EXERCISE DETAILS:
Images aside, the whole listing should be written out word for word.

MATERIAL PROVIDED:
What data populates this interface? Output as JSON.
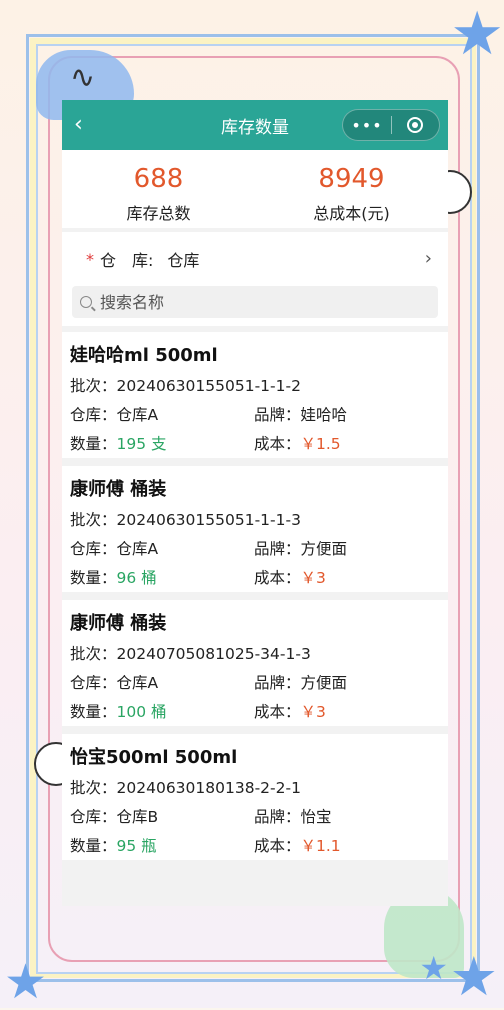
{
  "nav": {
    "title": "库存数量",
    "more_icon": "•••"
  },
  "summary": {
    "total_qty": {
      "value": "688",
      "label": "库存总数"
    },
    "total_cost": {
      "value": "8949",
      "label": "总成本(元)"
    }
  },
  "filter": {
    "required_mark": "*",
    "warehouse_label": "仓　库:",
    "warehouse_value": "仓库",
    "search_placeholder": "搜索名称"
  },
  "labels": {
    "batch": "批次：",
    "warehouse": "仓库：",
    "brand": "品牌：",
    "qty": "数量：",
    "cost": "成本："
  },
  "items": [
    {
      "name": "娃哈哈ml 500ml",
      "batch": "20240630155051-1-1-2",
      "warehouse": "仓库A",
      "brand": "娃哈哈",
      "qty": "195 支",
      "cost": "￥1.5"
    },
    {
      "name": "康师傅 桶装",
      "batch": "20240630155051-1-1-3",
      "warehouse": "仓库A",
      "brand": "方便面",
      "qty": "96 桶",
      "cost": "￥3"
    },
    {
      "name": "康师傅 桶装",
      "batch": "20240705081025-34-1-3",
      "warehouse": "仓库A",
      "brand": "方便面",
      "qty": "100 桶",
      "cost": "￥3"
    },
    {
      "name": "怡宝500ml 500ml",
      "batch": "20240630180138-2-2-1",
      "warehouse": "仓库B",
      "brand": "怡宝",
      "qty": "95 瓶",
      "cost": "￥1.1"
    }
  ]
}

WRITTEN SOLUTION:
What data populates this interface? Output as JSON.
{
  "nav": {
    "title": "库存数量",
    "more_icon": "•••"
  },
  "summary": {
    "total_qty": {
      "value": "688",
      "label": "库存总数"
    },
    "total_cost": {
      "value": "8949",
      "label": "总成本(元)"
    }
  },
  "filter": {
    "required_mark": "*",
    "warehouse_label": "仓　库:",
    "warehouse_value": "仓库",
    "search_placeholder": "搜索名称"
  },
  "labels": {
    "batch": "批次：",
    "warehouse": "仓库：",
    "brand": "品牌：",
    "qty": "数量：",
    "cost": "成本："
  },
  "items": [
    {
      "name": "娃哈哈ml 500ml",
      "batch": "20240630155051-1-1-2",
      "warehouse": "仓库A",
      "brand": "娃哈哈",
      "qty": "195 支",
      "cost": "￥1.5"
    },
    {
      "name": "康师傅 桶装",
      "batch": "20240630155051-1-1-3",
      "warehouse": "仓库A",
      "brand": "方便面",
      "qty": "96 桶",
      "cost": "￥3"
    },
    {
      "name": "康师傅 桶装",
      "batch": "20240705081025-34-1-3",
      "warehouse": "仓库A",
      "brand": "方便面",
      "qty": "100 桶",
      "cost": "￥3"
    },
    {
      "name": "怡宝500ml 500ml",
      "batch": "20240630180138-2-2-1",
      "warehouse": "仓库B",
      "brand": "怡宝",
      "qty": "95 瓶",
      "cost": "￥1.1"
    }
  ]
}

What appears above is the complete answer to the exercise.